Brussels (Brussels Morning) Italian populist right-wing senator Matteo Salvini will have to stand trial for his actions as then-Deputy Prime Minister and Minister of the Interior in 2019, when he prevented more than 100 migrants from landing in the country, Reuters reported.
A Sicilian judge ruled the leader of the League party will face trial on 15 September, which will entail a tortuous, three-stage judicial process. Salvini will face scrutiny over his decision to leave the migrants stranded at sea, breaching international law, until local prosecutors ordered the ship seized and the migrants on board evacuated.
“I am going to trial with my head held high, in your name as well as mine”, Salvini tweeted soon after the ruling. “Italy first,always. Defending our country is a citizen’s sacred duty … that is what I am being tried for”.
Salvini built his public image on anti-immigration sentiment, and heavily publicised his decisions whenever he attempted to block migrants from entering the country during his term as Interior Minister. Riding a surge in popularity, Salvini pulled his party from the coalition government in 2019, hoping to strengthen his position in snap elections. However, he was ultimately out-manoeuvred as a new coalition was formed.
When that coalition dissolved earlier this year, Prime Minister Mario Draghi formed a national unity government, which Salvini supports but without holding any ministerial office, since Draghi made a point of not awarding party leaders positions in his cabinet in order to minimise infighting.

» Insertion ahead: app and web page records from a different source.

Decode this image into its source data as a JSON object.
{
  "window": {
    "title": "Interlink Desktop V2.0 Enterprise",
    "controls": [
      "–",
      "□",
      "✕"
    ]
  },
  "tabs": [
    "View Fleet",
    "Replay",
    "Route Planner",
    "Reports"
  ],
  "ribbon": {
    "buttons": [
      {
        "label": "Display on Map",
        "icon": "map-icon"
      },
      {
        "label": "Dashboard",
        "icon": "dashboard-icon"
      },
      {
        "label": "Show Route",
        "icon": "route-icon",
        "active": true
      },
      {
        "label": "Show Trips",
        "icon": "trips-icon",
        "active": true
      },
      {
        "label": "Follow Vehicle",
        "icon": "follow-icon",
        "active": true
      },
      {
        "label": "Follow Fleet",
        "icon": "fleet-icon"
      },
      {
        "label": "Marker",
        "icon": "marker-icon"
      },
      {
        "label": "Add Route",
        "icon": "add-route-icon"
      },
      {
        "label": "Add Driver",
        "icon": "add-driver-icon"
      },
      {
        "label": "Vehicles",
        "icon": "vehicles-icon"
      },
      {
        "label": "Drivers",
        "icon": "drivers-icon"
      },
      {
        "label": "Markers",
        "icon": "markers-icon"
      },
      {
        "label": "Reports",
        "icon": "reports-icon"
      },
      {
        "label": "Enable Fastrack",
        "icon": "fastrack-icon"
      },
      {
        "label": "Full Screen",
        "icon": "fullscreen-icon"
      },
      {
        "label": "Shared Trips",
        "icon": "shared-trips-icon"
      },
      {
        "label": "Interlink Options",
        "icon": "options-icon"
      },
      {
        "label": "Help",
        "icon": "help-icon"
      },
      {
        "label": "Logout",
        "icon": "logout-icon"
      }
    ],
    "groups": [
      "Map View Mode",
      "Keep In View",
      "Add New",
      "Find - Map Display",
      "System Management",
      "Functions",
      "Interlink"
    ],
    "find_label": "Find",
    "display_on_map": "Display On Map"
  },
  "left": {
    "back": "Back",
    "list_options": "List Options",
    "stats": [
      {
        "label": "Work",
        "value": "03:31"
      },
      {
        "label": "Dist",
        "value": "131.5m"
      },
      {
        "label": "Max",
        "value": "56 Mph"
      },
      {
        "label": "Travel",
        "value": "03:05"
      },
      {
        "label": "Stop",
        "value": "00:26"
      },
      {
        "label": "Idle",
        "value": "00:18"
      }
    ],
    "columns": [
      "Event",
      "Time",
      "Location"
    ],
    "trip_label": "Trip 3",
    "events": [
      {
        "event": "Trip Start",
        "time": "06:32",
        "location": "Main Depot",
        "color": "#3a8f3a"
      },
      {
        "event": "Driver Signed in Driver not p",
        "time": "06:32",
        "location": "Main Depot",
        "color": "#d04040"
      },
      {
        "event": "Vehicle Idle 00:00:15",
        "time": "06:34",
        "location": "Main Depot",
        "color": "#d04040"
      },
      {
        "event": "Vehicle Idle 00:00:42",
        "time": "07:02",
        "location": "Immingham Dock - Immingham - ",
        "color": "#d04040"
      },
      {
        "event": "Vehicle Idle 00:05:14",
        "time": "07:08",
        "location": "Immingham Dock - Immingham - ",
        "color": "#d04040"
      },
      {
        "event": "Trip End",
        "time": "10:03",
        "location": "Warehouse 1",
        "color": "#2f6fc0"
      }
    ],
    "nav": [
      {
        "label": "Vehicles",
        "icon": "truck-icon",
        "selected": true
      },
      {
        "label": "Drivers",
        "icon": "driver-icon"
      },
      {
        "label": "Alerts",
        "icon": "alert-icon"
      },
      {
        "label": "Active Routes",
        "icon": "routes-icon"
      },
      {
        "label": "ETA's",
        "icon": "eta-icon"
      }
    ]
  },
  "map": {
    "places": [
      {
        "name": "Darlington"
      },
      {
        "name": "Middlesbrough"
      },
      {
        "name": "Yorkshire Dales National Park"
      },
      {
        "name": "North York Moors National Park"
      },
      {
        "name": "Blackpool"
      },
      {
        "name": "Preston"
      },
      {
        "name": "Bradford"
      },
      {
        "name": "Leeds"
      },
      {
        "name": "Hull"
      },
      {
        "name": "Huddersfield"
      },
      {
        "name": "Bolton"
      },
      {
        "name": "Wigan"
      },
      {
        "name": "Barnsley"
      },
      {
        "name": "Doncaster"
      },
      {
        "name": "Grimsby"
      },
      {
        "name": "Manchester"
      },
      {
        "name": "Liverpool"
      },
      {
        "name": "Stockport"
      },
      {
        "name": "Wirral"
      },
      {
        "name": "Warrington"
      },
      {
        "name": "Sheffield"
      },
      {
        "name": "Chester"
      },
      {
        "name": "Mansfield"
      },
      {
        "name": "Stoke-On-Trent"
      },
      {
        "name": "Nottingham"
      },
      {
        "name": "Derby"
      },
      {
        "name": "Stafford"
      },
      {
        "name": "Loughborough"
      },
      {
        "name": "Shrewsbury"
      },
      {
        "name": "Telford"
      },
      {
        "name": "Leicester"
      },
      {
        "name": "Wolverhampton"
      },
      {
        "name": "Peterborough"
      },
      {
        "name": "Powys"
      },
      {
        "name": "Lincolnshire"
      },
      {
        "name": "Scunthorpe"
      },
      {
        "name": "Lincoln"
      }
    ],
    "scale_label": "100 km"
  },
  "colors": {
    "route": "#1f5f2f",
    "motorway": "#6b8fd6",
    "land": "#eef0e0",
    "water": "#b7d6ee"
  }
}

The Sicilian judge’s decision has been welcomed by Proactiva Open Arms, the Spanish NGO which operated the migrant rescue ship at the heart of the Salvini case. “Violating a fundamental right such as the protection of human beings at sea for the sake of political propaganda is shameful”, NGO head Oscar Camps observed.
If found guilty, Salvini could face up to 15 years in prison. Moreover, a conviction confirmed by all court instances would prevent him from ever holding government office in the future. His party remains the most popular in the country, polling at some 23%, although its support has been in decline in recent months, and is currently running far below its 2019 peak.